These days, you don’t need to sit outside in a van with your headphones on, listening to static for an hour before the battery runs out and the tape recorder gives a tell-tale clunk.

Tiny matchbox-sized gadgets are now capable of transmitting audio and video for hours on end to the other side of the world.

Not only that, but we are all constantly connected to the internet via mobile phones and computers, and happily share details of our work and home life on social media – all valuable information for spies.

For experts like Alex Bomberg, whose company International Intelligence provides counter espionage services to large organisations, the result is that the threats to company security are now almost too many to count.

He is casting his eye over one corporate head office to demonstrate the kind of things he “sweeps” for when giving security advice.

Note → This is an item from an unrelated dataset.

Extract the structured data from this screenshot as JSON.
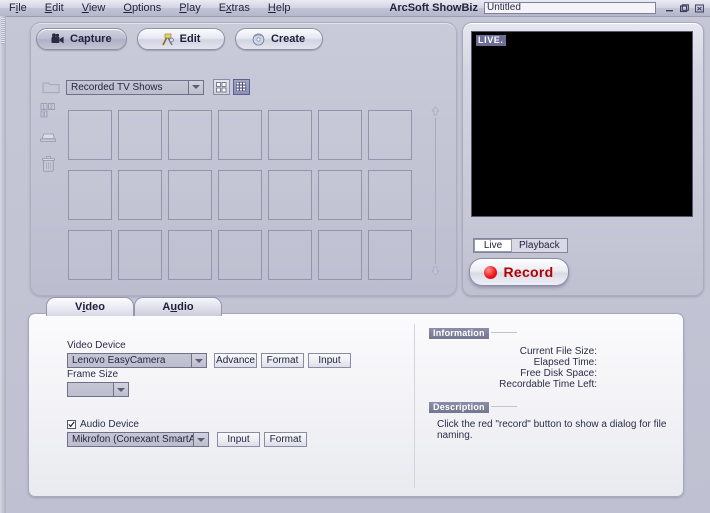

The organisation doesn’t want to be named – no-one is keen to have their security weaknesses pointed out publicly. Despite having identity passes and security guards, the company is still vulnerable, he says.

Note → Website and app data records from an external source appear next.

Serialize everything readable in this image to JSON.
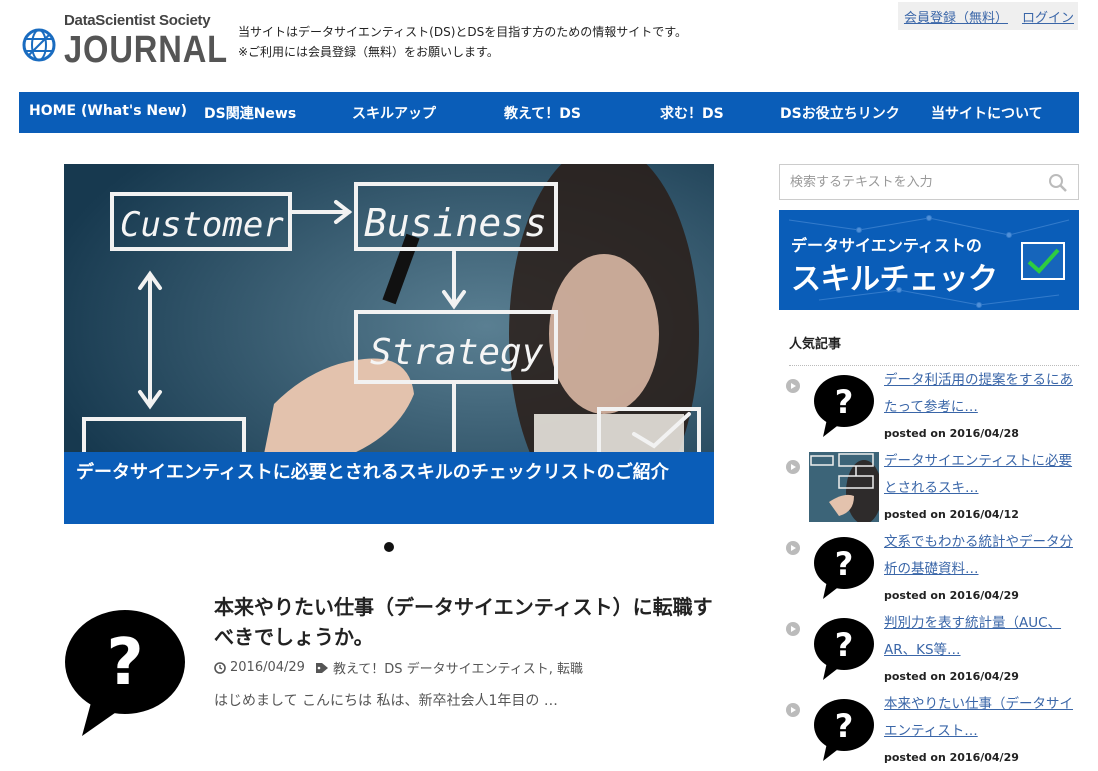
{
  "header": {
    "logo_top": "DataScientist Society",
    "logo_main": "JOURNAL",
    "tagline_line1": "当サイトはデータサイエンティスト(DS)とDSを目指す方のための情報サイトです。",
    "tagline_line2": "※ご利用には会員登録（無料）をお願いします。",
    "register_link": "会員登録（無料）",
    "login_link": "ログイン"
  },
  "nav": {
    "items": [
      {
        "label": "HOME (What's New)"
      },
      {
        "label": "DS関連News"
      },
      {
        "label": "スキルアップ"
      },
      {
        "label": "教えて！DS"
      },
      {
        "label": "求む！DS"
      },
      {
        "label": "DSお役立ちリンク"
      },
      {
        "label": "当サイトについて"
      }
    ]
  },
  "slider": {
    "image_words": [
      "Customer",
      "Business",
      "Strategy"
    ],
    "caption": "データサイエンティストに必要とされるスキルのチェックリストのご紹介"
  },
  "article": {
    "title": "本来やりたい仕事（データサイエンティスト）に転職すべきでしょうか。",
    "date": "2016/04/29",
    "categories": "教えて！DS データサイエンティスト, 転職",
    "excerpt": "はじめまして こんにちは 私は、新卒社会人1年目の …"
  },
  "sidebar": {
    "search_placeholder": "検索するテキストを入力",
    "banner_line1": "データサイエンティストの",
    "banner_line2": "スキルチェック",
    "popular_heading": "人気記事",
    "popular": [
      {
        "title": "データ利活用の提案をするにあたって参考に…",
        "date": "posted on 2016/04/28",
        "thumb": "question"
      },
      {
        "title": "データサイエンティストに必要とされるスキ…",
        "date": "posted on 2016/04/12",
        "thumb": "whiteboard"
      },
      {
        "title": "文系でもわかる統計やデータ分析の基礎資料…",
        "date": "posted on 2016/04/29",
        "thumb": "question"
      },
      {
        "title": "判別力を表す統計量（AUC、AR、KS等…",
        "date": "posted on 2016/04/29",
        "thumb": "question"
      },
      {
        "title": "本来やりたい仕事（データサイエンティスト…",
        "date": "posted on 2016/04/29",
        "thumb": "question"
      }
    ]
  },
  "colors": {
    "nav_bg": "#0a5db8",
    "link": "#3a66a8",
    "banner_check": "#2ecc40"
  },
  "icons": [
    "globe-icon",
    "search-icon",
    "clock-icon",
    "tag-icon",
    "chevron-right-icon",
    "question-bubble-icon",
    "checkmark-icon"
  ]
}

Traditional vulnerabilities, such as sensitive documents casually thrown into the bin or poorly paid cleaning and security staff being bribed to steal secrets, are now being amplified by technology.

Almost every meeting room is furnished with a conference phone that could be hacked. Anyone with a portable memory stick and a few minutes at a work station could download vast amounts of data or upload a virus. If you chuck out an old photocopier these days, the hard drive can hold years of stored data.

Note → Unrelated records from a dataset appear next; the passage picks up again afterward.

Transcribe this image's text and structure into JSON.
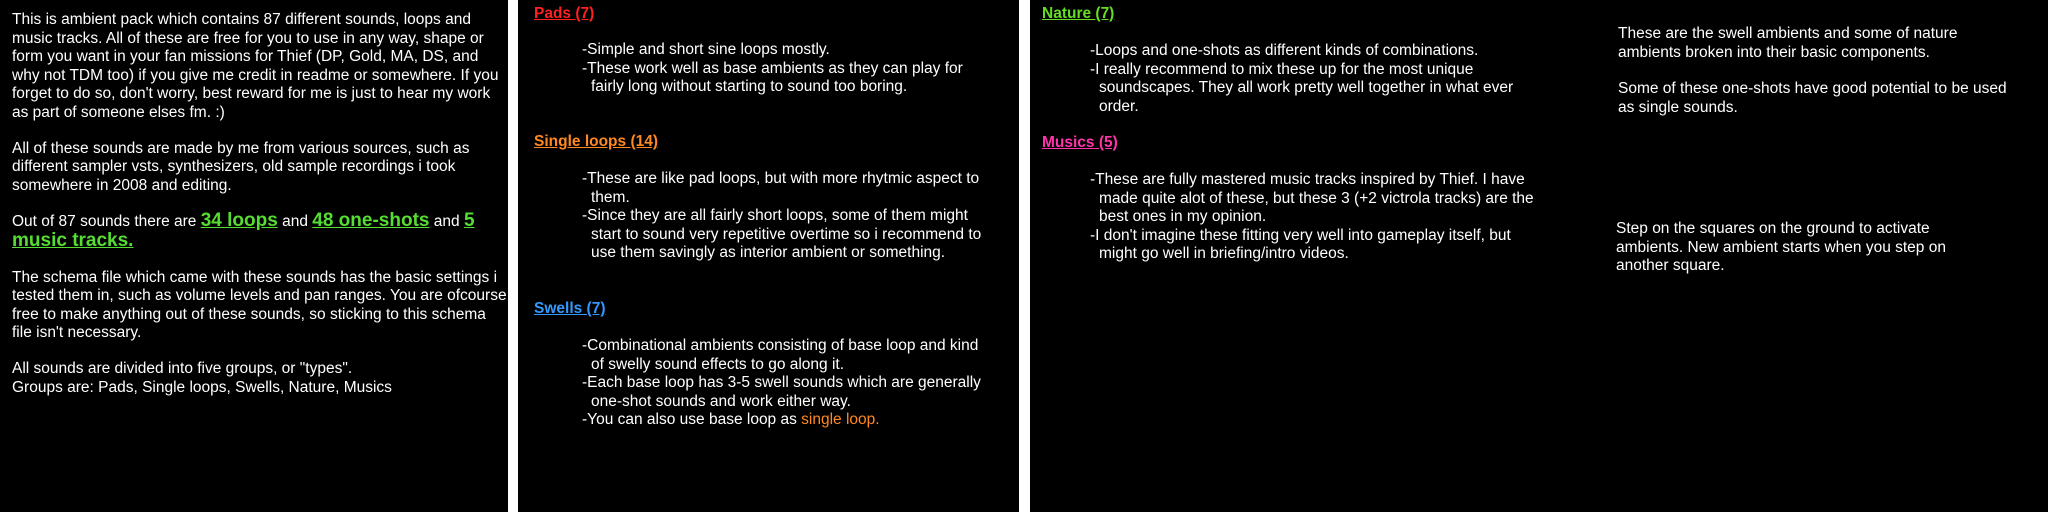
{
  "intro": {
    "para1": "This is ambient pack which contains 87 different sounds, loops and music tracks. All of these are free for you to use in any way, shape or form you want in your fan missions for Thief (DP, Gold, MA, DS, and why not TDM too) if you give me credit in readme or somewhere. If you forget to do so, don't worry, best reward for me is just to hear my work as part of someone elses fm. :)",
    "para2": "All of these sounds are made by me from various sources, such as different sampler vsts, synthesizers, old sample recordings i took somewhere in 2008 and editing.",
    "para3_prefix": "Out of 87 sounds there are ",
    "loops": "34 loops",
    "and1": " and ",
    "oneshots": "48 one-shots",
    "and2": " and ",
    "music": "5 music tracks.",
    "para4": "The schema file which came with these sounds has the basic settings i tested them in, such as volume levels and pan ranges. You are ofcourse free to make anything out of these sounds, so sticking to this schema file isn't necessary.",
    "para5_line1": "All sounds are divided into five groups, or \"types\".",
    "para5_line2": "Groups are: Pads, Single loops, Swells, Nature, Musics"
  },
  "groups": {
    "pads": {
      "title": "Pads (7)",
      "color": "#ff2020",
      "items": [
        "-Simple and short sine loops mostly.",
        "-These work well as base ambients as they can play for fairly long without starting to sound too boring."
      ]
    },
    "single_loops": {
      "title": "Single loops (14)",
      "color": "#ff8820",
      "items": [
        "-These are like pad loops, but with more rhytmic aspect to them.",
        "-Since they are all fairly short loops, some of them might start to sound very repetitive overtime so i recommend to use them savingly as interior ambient or something."
      ]
    },
    "swells": {
      "title": "Swells (7)",
      "color": "#3399ff",
      "items": [
        "-Combinational ambients consisting of base loop and kind of swelly sound effects to go along it.",
        "-Each base loop has 3-5 swell sounds which are generally one-shot sounds and work either way."
      ],
      "last_prefix": "-You can also use base loop as ",
      "last_highlight": "single loop."
    },
    "nature": {
      "title": "Nature (7)",
      "color": "#66dd22",
      "items": [
        "-Loops and one-shots as different kinds of combinations.",
        "-I really recommend to mix these up for the most unique soundscapes. They all work pretty well together in what ever order."
      ]
    },
    "musics": {
      "title": "Musics (5)",
      "color": "#ff33aa",
      "items": [
        "-These are fully mastered music tracks inspired by Thief. I have made quite alot of these, but these 3 (+2 victrola tracks) are the best ones in my opinion.",
        "-I don't imagine these fitting very well into gameplay itself, but might go well in briefing/intro videos."
      ]
    }
  },
  "notes": {
    "swell_note": "These are the swell ambients and some of nature ambients broken into their basic components.",
    "oneshot_note": "Some of these one-shots have good potential to be used as single sounds.",
    "step_note": "Step on the squares on the ground to activate ambients. New ambient starts when you step on another square."
  }
}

And corporate spies are continually developing new tech-based tricks.

“You pre-load a USB [memory] stick [with malware], and leave it where someone will find it,” says Mr Bomberg. “It’s human nature to wonder whose it is… especially if it says Accounts or HR on it.”

And then there’s the smartphone.

“They are very, very dangerous things,” he says. “You are bringing basically a transmitting device into a building.”

We are all effectively carrying the perfect James Bond gadget in our pockets.

“A lot of the larger companies now are creating sterile areas in which to hold a meeting. You can’t even take your mobile phone in, which is very good practice, because what have we got on our phones? A microphone.”

When it comes to business travel, executives are routinely advised nowadays to check a hotel suite thoroughly for listening devices, not to leave their laptop unattended, and to shun public wi-fi networks.

‘They’re investigating you’

But the most effective corporate espionage attacks of recent times have relied as much on human frailty as technology.

Former FBI agent Eric O’Neill is National Security Strategist at the Washington-based cybersecurity company, Carbon Black.

He says the race between virus and antivirus software has reached a stalemate – the new battleground is personal.

“Today, attackers are using sophisticated, ‘spear-phishing’ attacks,” says Mr O’Neill.

 

These are emails that have been carefully tailored to chime in with your own interests and experiences, using personal details gleaned about you from social media and elsewhere.

“They’re investigating you,” he says. “They’re learning about an individual and putting together emails that people will click on.”

The email might suggest your local golf shop is having a sale, for example, or that the renovation work on your office building is near completion. The aim is usually to entice you to click on a link containing malware.

In 2014, the US accused five Chinese military officers of spying on US industrial giants – including Alcoa, Solarworld, US Steel and Westinghouse – by sending emails that appeared to come from executives within the company, the US indictment said.